The Viking children Røskva and Tjalfe embark on an adventurous journey from Midgard to Valhalla with the gods Thor and Loki. Life in Valhalla, however, turns out to be threatened by the ... See full summary »
Small-town Alabama, 1932. Atticus Finch (played by Gregory Peck) is a lawyer and a widower. He has two young children, Jem and Scout. Atticus Finch is currently defending Tom Robinson, a black man accused of raping a white woman. Meanwhile, Jem and Scout are intrigued by their neighbours, the Radleys, and the mysterious, seldom-seen Boo Radley in particular.Written by
Scout steps up with both feet to stand on the tire swing to look up into the tree (at 0:05:51 when Jem won't come down from the treehouse). The next shot shows Scout standing on the ground and stepping up into the tire swing again. See more »
Do you know what a compromise is?
Bendin' the law?
Uh, no. It's an agreement reached by mutual consent. Now, here's the way it works. You concede the necessity of goin' to school, we'll keep right on readin' the same every night, just as we always have. Is that a bargain?
See more »
The title is revealed in a child's crayon rubbing. See more »

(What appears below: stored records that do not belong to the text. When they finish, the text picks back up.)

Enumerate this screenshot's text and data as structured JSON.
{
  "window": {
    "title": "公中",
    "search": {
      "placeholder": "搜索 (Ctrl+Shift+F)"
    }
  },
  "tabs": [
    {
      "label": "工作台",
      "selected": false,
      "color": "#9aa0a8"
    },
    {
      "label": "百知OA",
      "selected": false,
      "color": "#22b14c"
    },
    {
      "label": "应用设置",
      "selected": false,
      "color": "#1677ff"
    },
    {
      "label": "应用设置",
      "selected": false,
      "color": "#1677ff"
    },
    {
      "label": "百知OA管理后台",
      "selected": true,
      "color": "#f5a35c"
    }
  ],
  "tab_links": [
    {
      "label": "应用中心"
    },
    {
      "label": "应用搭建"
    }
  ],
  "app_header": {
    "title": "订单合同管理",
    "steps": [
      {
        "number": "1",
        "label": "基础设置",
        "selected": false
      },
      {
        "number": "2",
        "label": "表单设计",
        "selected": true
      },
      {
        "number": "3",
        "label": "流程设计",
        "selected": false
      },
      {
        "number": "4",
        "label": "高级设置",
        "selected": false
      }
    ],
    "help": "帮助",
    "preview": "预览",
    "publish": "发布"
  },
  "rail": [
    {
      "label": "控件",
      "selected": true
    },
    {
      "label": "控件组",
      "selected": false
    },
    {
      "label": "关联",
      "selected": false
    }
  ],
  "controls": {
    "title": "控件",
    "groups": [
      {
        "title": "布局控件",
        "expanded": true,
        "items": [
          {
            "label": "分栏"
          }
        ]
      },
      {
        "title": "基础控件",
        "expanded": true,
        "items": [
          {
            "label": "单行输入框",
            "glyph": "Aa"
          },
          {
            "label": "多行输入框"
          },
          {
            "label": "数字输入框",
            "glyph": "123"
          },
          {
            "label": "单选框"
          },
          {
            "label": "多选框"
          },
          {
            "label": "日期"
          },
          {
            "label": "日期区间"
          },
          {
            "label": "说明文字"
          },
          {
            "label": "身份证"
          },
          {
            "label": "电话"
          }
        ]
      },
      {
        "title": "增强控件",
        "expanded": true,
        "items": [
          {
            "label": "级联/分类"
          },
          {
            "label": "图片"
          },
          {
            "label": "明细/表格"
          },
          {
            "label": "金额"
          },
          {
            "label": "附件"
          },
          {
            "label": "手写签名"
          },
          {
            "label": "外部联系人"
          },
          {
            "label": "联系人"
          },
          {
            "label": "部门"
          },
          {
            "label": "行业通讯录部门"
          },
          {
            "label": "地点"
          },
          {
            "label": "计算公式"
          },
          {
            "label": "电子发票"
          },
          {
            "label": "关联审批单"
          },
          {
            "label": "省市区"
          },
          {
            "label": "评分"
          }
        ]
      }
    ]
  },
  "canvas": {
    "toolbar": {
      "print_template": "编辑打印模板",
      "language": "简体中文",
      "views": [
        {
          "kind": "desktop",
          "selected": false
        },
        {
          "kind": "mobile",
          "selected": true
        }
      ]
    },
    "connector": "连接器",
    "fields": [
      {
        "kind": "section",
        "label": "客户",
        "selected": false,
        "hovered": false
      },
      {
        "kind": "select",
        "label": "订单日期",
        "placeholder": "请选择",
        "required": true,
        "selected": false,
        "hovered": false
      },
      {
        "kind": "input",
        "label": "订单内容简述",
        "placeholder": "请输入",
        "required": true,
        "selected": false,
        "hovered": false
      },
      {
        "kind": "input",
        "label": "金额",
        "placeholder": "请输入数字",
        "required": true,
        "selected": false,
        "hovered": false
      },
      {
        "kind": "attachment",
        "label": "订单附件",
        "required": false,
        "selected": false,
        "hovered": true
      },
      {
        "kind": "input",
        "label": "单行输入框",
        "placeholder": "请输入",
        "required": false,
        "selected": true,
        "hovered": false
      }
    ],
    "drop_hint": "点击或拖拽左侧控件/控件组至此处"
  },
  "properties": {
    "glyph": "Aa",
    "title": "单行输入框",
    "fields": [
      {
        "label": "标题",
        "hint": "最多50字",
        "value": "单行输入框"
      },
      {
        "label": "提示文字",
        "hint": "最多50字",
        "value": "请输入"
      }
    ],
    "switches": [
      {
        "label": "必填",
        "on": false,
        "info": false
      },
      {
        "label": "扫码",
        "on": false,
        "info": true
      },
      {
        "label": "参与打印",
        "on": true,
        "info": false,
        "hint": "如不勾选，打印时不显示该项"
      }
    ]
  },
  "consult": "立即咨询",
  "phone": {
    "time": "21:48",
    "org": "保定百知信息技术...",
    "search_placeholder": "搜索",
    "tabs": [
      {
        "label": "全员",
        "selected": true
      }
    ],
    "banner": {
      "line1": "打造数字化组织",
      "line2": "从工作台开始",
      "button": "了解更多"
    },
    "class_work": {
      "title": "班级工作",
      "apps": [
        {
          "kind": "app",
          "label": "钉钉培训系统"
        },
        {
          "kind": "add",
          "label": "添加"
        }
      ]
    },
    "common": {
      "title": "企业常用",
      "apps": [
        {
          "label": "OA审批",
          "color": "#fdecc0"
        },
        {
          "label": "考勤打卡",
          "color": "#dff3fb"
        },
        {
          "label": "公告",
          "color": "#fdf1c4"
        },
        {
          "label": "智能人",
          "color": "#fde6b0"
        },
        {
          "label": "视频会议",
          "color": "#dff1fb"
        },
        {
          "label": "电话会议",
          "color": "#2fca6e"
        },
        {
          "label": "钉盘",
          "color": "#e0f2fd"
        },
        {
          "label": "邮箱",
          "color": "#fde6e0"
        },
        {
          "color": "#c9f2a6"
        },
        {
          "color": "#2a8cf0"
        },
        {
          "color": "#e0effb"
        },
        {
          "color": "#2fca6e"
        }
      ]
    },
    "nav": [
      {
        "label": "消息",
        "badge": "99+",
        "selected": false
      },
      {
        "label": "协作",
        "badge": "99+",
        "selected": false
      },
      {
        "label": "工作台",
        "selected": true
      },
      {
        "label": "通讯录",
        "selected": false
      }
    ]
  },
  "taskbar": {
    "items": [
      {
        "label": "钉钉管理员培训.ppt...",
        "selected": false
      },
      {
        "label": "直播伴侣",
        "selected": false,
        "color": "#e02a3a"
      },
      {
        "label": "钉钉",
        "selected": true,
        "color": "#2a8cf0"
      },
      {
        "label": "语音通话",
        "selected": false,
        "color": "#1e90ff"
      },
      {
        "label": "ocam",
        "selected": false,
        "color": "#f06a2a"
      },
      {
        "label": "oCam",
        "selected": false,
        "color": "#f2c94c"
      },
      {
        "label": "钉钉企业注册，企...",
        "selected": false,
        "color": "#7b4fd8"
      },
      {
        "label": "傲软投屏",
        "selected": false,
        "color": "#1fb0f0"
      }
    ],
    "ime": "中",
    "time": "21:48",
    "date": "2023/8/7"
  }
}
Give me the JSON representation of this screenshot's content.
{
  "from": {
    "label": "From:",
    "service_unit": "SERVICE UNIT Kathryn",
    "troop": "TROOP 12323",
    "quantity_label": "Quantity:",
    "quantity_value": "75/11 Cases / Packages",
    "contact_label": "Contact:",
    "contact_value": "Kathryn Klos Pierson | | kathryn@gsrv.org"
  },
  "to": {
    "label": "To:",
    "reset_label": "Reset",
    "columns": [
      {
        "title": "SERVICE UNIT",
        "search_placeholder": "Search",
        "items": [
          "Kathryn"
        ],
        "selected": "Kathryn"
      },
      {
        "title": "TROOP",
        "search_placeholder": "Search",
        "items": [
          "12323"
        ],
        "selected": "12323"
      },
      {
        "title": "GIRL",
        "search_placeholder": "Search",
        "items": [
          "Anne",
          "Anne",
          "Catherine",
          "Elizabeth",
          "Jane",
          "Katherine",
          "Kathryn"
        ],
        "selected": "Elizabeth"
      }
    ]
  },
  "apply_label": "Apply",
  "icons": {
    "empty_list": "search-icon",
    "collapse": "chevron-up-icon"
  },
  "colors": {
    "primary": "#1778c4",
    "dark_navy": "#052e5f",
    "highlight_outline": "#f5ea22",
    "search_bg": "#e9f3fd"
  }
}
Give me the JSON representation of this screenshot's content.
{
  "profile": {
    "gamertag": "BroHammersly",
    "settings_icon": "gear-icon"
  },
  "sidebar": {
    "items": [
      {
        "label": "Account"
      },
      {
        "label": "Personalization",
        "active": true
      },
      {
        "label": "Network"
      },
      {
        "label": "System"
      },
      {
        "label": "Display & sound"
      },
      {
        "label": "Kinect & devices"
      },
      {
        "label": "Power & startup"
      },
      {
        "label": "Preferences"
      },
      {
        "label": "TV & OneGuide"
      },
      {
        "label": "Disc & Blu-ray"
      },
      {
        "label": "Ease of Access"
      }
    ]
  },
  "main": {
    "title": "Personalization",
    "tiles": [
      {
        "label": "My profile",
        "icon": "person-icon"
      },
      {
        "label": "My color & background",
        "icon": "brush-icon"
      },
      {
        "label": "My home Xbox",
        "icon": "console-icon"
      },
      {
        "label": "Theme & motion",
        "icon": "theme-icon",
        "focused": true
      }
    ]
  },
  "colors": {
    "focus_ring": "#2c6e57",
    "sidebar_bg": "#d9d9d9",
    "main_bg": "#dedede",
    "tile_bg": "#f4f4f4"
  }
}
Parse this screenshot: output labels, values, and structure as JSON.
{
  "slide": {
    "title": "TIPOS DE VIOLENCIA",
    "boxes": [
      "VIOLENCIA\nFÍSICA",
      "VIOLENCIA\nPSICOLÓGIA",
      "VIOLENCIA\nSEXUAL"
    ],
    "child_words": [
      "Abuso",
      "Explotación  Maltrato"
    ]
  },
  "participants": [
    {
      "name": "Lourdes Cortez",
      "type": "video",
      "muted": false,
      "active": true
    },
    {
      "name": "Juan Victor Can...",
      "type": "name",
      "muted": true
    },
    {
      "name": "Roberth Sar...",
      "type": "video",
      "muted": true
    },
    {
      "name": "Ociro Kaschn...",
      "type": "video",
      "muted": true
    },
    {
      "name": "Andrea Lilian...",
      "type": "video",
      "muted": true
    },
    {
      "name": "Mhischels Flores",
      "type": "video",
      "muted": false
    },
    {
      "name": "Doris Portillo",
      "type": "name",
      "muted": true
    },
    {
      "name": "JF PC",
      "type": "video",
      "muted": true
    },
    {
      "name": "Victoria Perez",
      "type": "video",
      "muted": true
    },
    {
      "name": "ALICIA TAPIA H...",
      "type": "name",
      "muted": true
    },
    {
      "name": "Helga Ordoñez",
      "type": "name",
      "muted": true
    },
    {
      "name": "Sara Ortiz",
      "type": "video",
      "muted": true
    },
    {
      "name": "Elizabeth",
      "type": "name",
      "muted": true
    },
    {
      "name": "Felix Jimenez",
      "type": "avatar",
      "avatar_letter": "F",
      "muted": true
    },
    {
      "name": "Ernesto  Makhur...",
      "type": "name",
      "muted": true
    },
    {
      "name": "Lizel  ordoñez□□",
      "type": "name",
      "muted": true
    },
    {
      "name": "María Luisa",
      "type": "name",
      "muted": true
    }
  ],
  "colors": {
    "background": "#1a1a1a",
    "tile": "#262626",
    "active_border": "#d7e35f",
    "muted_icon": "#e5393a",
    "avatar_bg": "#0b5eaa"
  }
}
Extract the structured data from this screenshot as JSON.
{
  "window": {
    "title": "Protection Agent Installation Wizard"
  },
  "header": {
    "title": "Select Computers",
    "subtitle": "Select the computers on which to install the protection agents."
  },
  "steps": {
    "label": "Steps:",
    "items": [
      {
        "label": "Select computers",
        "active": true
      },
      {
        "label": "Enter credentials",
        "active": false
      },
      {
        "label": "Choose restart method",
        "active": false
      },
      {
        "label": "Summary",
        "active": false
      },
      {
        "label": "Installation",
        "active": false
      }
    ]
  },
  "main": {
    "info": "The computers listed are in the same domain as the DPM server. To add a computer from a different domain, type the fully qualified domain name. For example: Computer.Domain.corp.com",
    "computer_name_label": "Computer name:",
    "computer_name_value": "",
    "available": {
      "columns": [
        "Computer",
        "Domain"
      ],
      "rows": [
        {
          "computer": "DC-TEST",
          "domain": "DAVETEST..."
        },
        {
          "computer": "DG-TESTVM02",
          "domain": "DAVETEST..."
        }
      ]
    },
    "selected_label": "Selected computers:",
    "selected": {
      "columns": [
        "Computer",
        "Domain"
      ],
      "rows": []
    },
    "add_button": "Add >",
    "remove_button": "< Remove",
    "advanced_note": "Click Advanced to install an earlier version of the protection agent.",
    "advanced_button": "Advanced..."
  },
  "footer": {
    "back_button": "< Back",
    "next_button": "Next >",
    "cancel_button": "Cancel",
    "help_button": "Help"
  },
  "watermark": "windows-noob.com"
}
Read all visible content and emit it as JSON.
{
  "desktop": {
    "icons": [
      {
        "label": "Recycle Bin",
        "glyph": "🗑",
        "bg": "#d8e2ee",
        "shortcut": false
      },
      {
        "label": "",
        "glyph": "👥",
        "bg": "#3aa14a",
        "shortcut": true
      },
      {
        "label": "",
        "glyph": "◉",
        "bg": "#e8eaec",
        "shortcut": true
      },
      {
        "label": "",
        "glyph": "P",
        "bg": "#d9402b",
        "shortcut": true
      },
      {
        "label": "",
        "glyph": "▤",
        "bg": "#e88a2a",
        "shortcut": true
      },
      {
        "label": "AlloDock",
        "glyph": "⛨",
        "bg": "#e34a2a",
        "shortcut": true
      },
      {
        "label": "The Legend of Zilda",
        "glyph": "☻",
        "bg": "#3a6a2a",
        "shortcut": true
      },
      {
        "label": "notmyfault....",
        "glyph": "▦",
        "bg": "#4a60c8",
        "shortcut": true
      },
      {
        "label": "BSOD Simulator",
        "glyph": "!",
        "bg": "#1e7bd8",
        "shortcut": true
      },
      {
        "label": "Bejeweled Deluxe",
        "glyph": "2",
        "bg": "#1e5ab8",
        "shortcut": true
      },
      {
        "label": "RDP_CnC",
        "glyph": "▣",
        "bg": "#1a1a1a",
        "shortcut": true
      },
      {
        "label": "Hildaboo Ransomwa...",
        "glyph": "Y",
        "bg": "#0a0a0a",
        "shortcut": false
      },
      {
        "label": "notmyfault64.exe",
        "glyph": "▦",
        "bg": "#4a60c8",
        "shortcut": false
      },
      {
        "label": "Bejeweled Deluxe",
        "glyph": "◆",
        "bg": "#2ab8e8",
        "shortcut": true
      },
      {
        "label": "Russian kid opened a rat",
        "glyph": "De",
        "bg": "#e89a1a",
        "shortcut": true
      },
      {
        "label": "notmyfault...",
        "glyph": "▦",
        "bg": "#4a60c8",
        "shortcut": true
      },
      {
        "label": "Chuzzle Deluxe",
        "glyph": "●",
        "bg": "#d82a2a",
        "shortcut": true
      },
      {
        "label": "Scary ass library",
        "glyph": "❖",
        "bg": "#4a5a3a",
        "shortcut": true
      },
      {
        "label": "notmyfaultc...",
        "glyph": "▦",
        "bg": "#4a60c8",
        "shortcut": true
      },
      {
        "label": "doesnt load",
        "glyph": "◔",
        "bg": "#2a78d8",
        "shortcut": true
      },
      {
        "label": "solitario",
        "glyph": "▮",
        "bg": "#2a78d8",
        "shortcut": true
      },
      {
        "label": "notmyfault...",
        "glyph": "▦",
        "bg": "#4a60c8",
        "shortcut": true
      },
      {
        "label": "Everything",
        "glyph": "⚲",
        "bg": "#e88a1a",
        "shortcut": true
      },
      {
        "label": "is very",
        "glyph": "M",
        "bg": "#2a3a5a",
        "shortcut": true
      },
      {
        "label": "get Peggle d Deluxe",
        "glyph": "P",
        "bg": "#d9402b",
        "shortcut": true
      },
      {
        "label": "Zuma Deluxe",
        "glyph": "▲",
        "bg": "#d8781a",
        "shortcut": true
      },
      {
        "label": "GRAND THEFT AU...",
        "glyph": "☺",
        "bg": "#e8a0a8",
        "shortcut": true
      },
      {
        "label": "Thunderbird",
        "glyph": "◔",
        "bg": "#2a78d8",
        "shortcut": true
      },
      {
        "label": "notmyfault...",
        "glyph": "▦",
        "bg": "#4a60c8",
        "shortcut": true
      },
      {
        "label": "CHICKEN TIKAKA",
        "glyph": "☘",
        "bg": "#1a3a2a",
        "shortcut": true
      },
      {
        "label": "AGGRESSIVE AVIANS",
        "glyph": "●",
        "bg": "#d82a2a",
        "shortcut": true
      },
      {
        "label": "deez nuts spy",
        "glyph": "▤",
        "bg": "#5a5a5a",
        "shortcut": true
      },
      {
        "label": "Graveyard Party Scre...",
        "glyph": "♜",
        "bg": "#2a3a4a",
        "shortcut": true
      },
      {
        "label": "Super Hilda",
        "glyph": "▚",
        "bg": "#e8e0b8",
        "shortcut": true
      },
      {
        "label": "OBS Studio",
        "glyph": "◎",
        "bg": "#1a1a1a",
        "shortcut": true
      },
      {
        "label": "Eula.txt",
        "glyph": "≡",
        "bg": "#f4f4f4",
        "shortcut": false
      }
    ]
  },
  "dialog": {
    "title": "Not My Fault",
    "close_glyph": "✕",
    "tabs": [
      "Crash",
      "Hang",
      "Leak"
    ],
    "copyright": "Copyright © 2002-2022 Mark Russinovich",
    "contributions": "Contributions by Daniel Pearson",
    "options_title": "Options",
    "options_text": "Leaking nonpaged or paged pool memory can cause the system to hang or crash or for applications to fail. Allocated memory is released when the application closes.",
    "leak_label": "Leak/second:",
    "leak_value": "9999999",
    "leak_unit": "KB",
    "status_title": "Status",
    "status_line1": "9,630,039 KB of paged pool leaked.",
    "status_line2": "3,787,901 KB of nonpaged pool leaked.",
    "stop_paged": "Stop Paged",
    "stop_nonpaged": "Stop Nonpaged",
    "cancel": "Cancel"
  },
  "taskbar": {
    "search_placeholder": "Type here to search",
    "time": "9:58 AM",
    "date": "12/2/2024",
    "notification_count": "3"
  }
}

Generally, I prefer to review movies I dislike, because I am better able to quantify negative opinions than positive ones, but "To Kill a Mockingbird" deserves a review as few other movies I have ever seen. I probably cannot make any statement about this film that has not already been made many times, but it really is one of the most beautiful and moving films I have ever seen.
I first read Harper Lee's lovely novel when I was a young teen, and it was one of those books that gave me an experience that changed the way I perceived the world and my own family. The movie stays true to the wonderful, innocent prose.
Every time I watch, I see my father in Atticus Finch. He, too, is a southerner who respects people and defends his beliefs. He also has always respected his children and treated us the way Atticus treats Scout and Jem. I also see other family and friends in various characters in the film, because we have such strong southern roots. Even the negative aspects of racial antipathy and loss of childish innocence bring certain memories to mind.
Those who did not grow up in the south or with southern families might not see parallels the way I do, but the movie would be a gem to anyone. Gregory Peck put in the performance of his career, and the children acted in the least forced manner I have ever seen. The cinematography is also beautiful, and the script is perfectly balanced-not too sparse, but also not dialogue heavy.
The best thing about "To Kill a Mockingbird" is that it preserves the spirit of the novel that resounds with so many people. This film stands as one of the best ever arguments for tolerance, loving families, and the beauty of life through a child's eyes. Everyone who watches movies ought to see it.
21 of 27 people found this review helpful.
Was this review helpful to you?
| Report this